The United States and Vietnam have reached a basic accord on market access and reforms of state-owned enterprises in the Trans-Pacific Partnership free trade negotiations, clearing a major hurdle toward an overall agreement, negotiation sources said Saturday.
Seeking to conclude a comprehensive free trade agreement by year-end, the 12 TPP member countries are negotiating on 21 fields, ranging from government procurement rules for public works projects to fishing subsidies.
The United States and Vietnam reached the accord at a minister-level bilateral session in Brunei in late August, the sources said.
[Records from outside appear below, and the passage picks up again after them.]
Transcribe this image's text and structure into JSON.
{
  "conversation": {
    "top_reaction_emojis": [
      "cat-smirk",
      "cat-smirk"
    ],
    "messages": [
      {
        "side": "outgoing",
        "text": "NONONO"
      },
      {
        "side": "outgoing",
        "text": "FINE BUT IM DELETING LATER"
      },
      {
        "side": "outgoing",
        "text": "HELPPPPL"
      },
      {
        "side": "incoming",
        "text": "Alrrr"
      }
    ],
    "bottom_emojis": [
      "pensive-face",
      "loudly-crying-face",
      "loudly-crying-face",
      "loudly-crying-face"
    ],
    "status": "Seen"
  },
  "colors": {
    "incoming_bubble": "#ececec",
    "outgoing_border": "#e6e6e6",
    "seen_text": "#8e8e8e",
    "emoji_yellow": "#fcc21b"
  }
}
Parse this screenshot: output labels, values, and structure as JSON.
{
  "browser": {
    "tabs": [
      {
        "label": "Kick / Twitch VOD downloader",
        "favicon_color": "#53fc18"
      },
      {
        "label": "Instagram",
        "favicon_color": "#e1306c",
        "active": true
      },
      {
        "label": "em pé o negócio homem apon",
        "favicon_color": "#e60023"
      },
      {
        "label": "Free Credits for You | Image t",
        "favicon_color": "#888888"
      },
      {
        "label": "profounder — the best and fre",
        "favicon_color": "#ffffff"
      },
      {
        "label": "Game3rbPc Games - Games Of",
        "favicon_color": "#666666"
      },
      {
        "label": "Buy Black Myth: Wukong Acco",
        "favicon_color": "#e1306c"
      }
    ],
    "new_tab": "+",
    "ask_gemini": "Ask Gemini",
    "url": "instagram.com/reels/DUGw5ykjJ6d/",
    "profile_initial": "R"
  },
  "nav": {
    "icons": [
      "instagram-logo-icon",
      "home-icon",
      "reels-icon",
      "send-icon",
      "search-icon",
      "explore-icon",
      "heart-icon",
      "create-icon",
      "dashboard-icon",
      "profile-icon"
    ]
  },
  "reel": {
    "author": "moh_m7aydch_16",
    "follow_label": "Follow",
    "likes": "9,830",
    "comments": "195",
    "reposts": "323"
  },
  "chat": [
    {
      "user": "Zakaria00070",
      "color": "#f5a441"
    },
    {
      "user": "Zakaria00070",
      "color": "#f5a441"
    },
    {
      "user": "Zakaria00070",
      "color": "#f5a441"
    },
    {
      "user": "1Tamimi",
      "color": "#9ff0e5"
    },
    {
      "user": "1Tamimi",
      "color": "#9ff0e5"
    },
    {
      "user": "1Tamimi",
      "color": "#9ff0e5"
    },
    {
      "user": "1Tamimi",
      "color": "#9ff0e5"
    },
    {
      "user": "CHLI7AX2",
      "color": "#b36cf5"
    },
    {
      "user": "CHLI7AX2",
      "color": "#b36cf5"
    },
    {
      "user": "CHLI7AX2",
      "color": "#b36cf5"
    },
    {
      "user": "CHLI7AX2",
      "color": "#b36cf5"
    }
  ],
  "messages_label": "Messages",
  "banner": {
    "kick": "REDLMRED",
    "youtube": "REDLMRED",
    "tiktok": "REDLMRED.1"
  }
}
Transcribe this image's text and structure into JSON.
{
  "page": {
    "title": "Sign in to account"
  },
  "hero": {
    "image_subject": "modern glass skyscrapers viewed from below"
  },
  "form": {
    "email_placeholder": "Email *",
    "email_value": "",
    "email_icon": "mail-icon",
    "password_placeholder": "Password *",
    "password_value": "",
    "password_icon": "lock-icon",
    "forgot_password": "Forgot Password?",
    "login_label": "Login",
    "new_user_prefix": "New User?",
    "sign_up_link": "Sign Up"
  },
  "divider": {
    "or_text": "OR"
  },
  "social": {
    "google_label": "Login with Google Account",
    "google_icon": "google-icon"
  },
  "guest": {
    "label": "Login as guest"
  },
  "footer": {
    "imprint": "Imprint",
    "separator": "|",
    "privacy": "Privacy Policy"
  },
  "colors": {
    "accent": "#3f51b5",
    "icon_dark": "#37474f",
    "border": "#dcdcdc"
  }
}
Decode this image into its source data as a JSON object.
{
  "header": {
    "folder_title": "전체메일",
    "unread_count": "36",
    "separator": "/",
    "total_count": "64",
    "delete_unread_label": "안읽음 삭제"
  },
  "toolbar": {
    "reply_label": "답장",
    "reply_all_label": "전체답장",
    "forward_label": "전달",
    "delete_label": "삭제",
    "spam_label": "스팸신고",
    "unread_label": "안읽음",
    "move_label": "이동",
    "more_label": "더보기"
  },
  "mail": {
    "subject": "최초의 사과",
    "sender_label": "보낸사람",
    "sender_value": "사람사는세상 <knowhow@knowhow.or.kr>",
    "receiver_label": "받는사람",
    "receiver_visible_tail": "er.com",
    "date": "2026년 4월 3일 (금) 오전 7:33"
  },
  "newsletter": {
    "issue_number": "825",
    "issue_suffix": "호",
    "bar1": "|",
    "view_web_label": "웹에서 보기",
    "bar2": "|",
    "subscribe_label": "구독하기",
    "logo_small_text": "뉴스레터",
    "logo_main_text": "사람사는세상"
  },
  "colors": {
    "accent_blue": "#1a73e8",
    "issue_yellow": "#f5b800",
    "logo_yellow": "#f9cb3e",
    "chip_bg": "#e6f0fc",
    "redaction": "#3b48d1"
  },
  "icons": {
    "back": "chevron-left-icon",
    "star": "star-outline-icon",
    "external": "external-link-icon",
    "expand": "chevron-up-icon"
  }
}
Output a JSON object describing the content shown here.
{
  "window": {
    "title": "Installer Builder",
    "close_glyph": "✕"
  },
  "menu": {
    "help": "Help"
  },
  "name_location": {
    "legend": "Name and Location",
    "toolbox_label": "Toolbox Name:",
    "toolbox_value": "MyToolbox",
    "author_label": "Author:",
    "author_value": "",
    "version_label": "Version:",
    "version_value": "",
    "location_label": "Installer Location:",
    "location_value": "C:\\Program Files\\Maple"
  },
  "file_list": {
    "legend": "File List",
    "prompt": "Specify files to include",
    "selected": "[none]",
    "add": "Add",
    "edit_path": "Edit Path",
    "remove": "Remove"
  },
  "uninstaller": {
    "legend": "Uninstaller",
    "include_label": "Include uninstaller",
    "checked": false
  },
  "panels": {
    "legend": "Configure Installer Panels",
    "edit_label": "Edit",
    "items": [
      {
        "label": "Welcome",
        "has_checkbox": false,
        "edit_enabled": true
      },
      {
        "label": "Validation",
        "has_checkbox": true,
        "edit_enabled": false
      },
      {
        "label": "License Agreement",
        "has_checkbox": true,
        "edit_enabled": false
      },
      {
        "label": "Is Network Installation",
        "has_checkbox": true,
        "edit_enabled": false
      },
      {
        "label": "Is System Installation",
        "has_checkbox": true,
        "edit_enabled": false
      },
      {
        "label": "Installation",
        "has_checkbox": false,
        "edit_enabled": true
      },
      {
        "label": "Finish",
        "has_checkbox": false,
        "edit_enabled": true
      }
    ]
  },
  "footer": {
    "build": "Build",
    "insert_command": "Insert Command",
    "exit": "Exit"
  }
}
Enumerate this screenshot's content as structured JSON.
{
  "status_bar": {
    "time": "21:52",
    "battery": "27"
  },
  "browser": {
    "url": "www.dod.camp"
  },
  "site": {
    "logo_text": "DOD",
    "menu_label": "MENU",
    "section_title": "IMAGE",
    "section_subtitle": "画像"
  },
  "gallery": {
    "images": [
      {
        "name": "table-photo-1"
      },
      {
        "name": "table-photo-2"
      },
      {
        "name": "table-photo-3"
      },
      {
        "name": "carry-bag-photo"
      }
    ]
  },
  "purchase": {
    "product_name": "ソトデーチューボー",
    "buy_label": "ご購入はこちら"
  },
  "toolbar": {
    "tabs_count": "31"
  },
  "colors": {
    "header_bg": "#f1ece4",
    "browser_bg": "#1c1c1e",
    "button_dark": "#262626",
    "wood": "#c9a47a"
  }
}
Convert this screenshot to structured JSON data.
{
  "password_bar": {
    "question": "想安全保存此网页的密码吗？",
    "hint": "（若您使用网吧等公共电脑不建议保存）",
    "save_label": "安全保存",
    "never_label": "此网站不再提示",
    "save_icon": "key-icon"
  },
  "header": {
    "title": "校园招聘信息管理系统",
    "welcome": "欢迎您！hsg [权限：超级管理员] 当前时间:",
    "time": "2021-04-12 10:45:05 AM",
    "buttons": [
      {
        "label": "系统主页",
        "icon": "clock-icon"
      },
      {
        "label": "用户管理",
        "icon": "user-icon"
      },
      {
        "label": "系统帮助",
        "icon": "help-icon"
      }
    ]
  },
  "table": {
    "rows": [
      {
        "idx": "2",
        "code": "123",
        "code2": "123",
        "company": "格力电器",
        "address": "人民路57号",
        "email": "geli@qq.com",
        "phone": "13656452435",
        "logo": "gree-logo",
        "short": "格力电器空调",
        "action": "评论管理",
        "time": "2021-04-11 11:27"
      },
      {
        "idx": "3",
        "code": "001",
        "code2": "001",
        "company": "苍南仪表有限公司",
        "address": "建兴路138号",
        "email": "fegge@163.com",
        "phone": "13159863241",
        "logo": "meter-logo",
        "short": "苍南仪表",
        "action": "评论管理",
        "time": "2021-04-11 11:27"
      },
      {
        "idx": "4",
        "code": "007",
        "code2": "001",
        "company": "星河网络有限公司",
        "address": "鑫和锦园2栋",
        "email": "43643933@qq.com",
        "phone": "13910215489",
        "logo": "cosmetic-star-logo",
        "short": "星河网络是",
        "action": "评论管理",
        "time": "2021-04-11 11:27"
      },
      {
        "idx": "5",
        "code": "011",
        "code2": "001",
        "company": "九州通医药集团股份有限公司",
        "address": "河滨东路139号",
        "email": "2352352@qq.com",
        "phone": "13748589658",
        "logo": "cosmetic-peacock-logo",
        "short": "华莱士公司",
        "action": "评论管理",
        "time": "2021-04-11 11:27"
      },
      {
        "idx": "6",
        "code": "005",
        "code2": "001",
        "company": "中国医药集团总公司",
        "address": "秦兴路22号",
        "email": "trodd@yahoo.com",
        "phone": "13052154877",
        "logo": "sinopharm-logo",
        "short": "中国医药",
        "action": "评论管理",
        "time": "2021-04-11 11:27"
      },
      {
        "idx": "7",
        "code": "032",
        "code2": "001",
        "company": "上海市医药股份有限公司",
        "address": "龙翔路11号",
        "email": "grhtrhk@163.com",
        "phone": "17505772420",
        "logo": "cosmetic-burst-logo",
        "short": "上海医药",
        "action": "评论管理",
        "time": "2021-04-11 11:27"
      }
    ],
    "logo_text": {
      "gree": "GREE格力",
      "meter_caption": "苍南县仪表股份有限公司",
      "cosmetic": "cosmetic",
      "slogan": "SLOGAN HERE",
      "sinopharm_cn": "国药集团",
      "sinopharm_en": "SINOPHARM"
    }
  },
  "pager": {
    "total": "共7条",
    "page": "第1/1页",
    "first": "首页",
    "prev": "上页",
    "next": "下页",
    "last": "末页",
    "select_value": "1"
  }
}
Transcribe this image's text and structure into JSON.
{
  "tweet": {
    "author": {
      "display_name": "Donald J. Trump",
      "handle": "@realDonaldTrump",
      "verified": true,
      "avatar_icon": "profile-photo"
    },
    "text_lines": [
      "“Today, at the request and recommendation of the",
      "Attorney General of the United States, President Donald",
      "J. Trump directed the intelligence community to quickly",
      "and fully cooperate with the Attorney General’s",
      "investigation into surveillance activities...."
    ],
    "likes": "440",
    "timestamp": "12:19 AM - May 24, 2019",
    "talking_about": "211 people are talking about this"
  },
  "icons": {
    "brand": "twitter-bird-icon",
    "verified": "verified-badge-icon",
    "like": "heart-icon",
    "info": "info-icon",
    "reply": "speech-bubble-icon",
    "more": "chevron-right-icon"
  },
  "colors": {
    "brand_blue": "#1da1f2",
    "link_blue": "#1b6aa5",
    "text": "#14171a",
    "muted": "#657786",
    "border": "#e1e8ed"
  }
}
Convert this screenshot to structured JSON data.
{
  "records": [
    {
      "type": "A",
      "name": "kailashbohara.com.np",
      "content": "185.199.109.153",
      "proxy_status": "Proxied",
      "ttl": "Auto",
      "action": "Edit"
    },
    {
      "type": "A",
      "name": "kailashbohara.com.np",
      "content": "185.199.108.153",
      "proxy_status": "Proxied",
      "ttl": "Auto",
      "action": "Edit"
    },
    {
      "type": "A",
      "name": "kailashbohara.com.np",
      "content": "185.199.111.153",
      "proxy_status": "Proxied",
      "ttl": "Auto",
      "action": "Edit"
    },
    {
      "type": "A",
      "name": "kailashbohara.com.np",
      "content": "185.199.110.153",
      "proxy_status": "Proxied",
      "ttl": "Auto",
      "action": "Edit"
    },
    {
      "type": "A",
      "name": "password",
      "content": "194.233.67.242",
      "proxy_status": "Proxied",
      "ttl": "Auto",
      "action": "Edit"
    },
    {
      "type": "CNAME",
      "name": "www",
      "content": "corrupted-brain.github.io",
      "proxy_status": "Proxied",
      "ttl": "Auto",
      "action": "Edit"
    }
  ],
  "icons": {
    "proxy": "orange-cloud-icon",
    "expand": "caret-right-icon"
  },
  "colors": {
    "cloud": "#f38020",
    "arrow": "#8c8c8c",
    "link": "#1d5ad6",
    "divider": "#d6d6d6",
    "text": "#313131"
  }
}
They now aim to reaffirm their policy of accelerating negotiations during a four-day meeting of chief negotiators from Wednesday in Washington, they added.
The 10 other TPP members are Australia, Brunei, Canada, Chile, Japan, Malaysia, Mexico, New Zealand, Peru and Singapore.
In Brunei, Washington agreed to open up its textile and apparel markets to Vietnam while Hanoi offered to scrap preferential treatment for state-owned firms in the Southeast Asian country, they said.
In a bid to protect its domestic textile and apparel industry, the United States previously insisted that all products in a garment, including the fiber or yarn, must be made in TPP member countries, thereby denying duty-free access to products made with materials imported from non-TPP countries such as China.
However, Washington agreed to greatly increase the number of duty-free Vietnamese textile and apparel items treated as exceptions, effectively freeing up its markets.
In return, Vietnam pledged to carry out reforms to treat Vietnamese state-owned firms and foreign private companies equally after a five-year transition period.